It's up for debate as to which wave of 'folk revival' we currently inhabit. A genre more averse to development and evolution than most, it could be argued that folk has never really gone away, merely changed incrementally in its style two or three times in the last couple of centuries. This leaves contemporary peddlers of the form with a few unspoken rules and guidelines to follow, and there are now only a handful of influences from other genres that really work alongside folk that - as with accepted culinary combinations - the modern day palette has grown accustomed to.

Hampshire-based artist Ian Easton, long having gone under the moniker of The Widowmaker, is a fine example of present-day folk blending, carefully selecting various roots styles to add to his tales from the edges of counterculture.

First heard on debut album Soundtrack to Reality from 2010, Easton's singular finger-picking guitar style and keen sense of melody has earned him praise from many quarters, including a healthy backing from BBC 6Music and a slot on this year's Bestival lineup.

A lyrical fragment from Soundtrack to Reality track 'Black Monday' provides the title for that album's follow up, The Wink and the Gun. A slightly darker affair, this latest offering sees an almost schizophrenic hopping between some of folk's many sub-genres without coming across as incoherent.

Opener 'Go Quietly' evokes the delicate style of the '60s finger-pickers like Bert Jansch or Davey Graham (an appropriation that crops up more than once on the LP), before 'I Better Put You Down' raises the tempo with a rootsy stomp – a good early choice for a single release.

Laurel Canyon-type harmonies are sprinkled over 'What We're Doing', while 'Tell me to Stay' breaks out the electric guitar, building to a slightly disappointing assimilation of heavy metal balladry.

There are appealing touches of early Iron & Wine, and the Antipodean blues playing of Xavier Rudd is referenced on tracks like 'The Number Seven' and highlight 'Leave it Out'. Too often though, The Wink and the Gun slips into Mumford twee-ness, with a particular run of tracks towards the album's climax at fault. 'Bonfire Stomp' and 'Two Pence Piece' distil Easton's obvious way with a tune into disappointing filler, and even 'All This Time' can only partially remedy the situation with a touching folk ballad.

It's a shame that Easton feels the need to dilute his unique style with slightly bland pastiche on occasion, as he has already proven his strengths elsewhere.
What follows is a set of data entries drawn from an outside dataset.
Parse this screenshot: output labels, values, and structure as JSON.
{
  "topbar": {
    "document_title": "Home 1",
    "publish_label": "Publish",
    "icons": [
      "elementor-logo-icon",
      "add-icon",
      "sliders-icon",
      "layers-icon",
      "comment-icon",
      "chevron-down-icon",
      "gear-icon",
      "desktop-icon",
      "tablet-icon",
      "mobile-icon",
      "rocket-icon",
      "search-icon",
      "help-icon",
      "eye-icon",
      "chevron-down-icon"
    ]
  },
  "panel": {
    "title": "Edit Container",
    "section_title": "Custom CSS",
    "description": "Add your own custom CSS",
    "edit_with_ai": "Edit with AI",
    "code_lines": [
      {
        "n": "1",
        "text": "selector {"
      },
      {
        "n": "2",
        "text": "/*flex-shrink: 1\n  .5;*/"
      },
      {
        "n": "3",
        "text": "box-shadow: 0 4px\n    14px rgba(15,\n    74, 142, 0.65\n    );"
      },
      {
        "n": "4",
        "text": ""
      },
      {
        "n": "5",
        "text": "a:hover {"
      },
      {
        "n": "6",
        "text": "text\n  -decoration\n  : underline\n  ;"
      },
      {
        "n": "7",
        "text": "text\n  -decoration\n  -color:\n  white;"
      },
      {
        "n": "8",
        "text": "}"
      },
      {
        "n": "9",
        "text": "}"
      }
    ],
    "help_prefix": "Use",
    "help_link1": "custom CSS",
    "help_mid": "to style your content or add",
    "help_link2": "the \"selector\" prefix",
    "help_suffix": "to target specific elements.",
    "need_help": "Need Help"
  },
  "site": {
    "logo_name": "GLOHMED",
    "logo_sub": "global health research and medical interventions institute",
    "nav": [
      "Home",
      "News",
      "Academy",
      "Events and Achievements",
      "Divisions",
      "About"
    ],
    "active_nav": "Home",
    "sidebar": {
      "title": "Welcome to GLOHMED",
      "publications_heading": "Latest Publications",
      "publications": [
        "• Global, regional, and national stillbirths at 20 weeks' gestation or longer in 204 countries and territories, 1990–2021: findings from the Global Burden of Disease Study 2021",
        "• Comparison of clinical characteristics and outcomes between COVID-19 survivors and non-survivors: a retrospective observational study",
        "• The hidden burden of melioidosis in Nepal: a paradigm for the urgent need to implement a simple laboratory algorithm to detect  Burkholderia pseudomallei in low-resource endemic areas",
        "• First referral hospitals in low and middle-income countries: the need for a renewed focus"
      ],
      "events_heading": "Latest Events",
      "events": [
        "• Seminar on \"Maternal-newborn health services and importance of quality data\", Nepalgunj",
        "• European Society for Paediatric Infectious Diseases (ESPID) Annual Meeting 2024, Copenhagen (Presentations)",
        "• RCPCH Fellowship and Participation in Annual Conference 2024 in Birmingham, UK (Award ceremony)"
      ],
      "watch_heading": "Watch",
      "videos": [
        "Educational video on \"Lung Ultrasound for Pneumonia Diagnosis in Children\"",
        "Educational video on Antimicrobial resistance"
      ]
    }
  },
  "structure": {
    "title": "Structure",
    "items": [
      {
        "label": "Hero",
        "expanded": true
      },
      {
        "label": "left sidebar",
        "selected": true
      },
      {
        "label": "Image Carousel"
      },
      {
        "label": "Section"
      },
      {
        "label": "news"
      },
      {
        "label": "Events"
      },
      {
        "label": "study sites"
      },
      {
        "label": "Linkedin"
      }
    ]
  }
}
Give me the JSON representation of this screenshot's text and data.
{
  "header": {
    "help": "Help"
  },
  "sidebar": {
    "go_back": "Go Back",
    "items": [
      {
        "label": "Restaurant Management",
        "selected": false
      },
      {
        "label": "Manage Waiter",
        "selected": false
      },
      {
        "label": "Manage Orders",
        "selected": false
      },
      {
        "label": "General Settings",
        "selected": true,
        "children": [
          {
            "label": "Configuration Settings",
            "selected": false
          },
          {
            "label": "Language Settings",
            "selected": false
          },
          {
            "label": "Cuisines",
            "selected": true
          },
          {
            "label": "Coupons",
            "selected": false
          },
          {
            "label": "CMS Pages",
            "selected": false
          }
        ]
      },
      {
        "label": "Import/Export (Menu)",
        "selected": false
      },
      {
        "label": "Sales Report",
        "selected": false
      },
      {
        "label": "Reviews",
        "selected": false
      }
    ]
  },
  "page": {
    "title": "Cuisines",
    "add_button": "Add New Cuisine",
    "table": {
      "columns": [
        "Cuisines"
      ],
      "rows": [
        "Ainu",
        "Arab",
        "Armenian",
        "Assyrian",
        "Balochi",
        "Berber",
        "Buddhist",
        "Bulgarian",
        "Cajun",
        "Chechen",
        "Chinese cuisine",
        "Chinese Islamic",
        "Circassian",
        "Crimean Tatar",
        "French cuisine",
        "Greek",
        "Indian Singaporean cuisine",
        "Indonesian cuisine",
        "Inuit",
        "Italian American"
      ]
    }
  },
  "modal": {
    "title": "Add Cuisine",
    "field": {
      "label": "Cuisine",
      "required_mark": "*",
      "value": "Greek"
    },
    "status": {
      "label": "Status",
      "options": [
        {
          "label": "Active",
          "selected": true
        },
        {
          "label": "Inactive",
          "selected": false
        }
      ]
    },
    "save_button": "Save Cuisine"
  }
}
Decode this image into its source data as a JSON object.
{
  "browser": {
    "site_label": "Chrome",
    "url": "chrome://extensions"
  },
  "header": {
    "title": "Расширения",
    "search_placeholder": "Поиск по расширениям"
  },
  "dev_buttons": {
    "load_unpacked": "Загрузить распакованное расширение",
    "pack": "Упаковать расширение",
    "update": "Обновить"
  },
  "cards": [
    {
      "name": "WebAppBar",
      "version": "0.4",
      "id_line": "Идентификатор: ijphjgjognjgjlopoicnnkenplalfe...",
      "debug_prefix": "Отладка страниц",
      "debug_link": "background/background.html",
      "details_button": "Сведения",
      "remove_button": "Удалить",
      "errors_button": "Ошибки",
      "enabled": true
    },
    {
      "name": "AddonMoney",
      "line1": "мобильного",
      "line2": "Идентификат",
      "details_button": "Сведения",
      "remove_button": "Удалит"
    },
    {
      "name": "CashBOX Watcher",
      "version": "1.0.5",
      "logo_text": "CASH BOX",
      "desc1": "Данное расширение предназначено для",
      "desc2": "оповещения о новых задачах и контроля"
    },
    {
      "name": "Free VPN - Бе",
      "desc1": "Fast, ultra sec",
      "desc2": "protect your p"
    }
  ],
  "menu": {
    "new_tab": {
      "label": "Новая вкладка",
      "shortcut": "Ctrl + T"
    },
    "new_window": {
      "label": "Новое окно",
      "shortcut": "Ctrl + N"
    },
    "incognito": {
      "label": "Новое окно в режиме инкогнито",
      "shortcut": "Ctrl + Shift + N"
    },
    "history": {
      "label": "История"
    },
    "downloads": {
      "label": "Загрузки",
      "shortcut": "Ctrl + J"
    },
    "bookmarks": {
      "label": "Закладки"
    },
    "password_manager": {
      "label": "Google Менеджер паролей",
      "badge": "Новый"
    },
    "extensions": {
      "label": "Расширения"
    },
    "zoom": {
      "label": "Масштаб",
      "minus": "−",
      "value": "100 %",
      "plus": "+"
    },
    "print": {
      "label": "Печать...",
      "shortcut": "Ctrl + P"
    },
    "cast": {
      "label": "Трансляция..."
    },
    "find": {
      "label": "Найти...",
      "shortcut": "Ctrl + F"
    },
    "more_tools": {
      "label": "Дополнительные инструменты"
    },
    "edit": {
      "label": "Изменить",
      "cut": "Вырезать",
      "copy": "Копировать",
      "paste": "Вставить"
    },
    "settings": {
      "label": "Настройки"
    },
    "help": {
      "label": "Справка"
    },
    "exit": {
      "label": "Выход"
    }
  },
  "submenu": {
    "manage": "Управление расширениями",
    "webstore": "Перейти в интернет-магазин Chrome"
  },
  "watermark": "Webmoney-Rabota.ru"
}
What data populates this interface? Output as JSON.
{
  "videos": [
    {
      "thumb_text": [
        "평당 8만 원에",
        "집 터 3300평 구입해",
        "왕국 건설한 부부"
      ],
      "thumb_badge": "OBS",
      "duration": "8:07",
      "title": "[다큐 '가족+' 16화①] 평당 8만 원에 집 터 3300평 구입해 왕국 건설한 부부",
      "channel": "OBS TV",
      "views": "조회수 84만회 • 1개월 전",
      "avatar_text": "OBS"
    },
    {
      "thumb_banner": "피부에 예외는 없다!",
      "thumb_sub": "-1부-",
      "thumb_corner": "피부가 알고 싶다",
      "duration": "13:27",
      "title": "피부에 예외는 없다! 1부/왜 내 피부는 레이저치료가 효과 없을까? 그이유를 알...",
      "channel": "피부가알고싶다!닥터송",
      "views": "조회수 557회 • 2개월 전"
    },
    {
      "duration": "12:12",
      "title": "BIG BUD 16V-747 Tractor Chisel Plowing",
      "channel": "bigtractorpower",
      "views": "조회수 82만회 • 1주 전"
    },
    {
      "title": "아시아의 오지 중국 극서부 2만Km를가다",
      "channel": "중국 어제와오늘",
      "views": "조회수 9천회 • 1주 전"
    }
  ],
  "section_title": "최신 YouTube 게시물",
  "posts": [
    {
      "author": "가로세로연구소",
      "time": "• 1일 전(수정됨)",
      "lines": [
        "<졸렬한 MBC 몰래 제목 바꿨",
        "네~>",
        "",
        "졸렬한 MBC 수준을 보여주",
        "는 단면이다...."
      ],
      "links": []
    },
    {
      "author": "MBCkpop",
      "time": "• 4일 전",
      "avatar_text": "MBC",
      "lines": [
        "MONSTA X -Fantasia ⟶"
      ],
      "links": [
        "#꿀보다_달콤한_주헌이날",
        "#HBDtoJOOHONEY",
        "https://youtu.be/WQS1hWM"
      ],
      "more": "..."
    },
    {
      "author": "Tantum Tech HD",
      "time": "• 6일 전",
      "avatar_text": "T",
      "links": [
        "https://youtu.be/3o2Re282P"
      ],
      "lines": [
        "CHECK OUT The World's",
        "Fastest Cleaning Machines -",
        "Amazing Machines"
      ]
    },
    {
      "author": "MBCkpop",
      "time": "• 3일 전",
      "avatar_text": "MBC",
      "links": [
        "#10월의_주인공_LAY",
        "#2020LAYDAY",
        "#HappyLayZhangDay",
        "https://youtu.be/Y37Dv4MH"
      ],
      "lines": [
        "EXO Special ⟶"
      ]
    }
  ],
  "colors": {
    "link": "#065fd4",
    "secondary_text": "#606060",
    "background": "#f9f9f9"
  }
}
Nonetheless, The Wink and the Gun is clearly more hit than miss as a complete album, and one worth getting your hands on.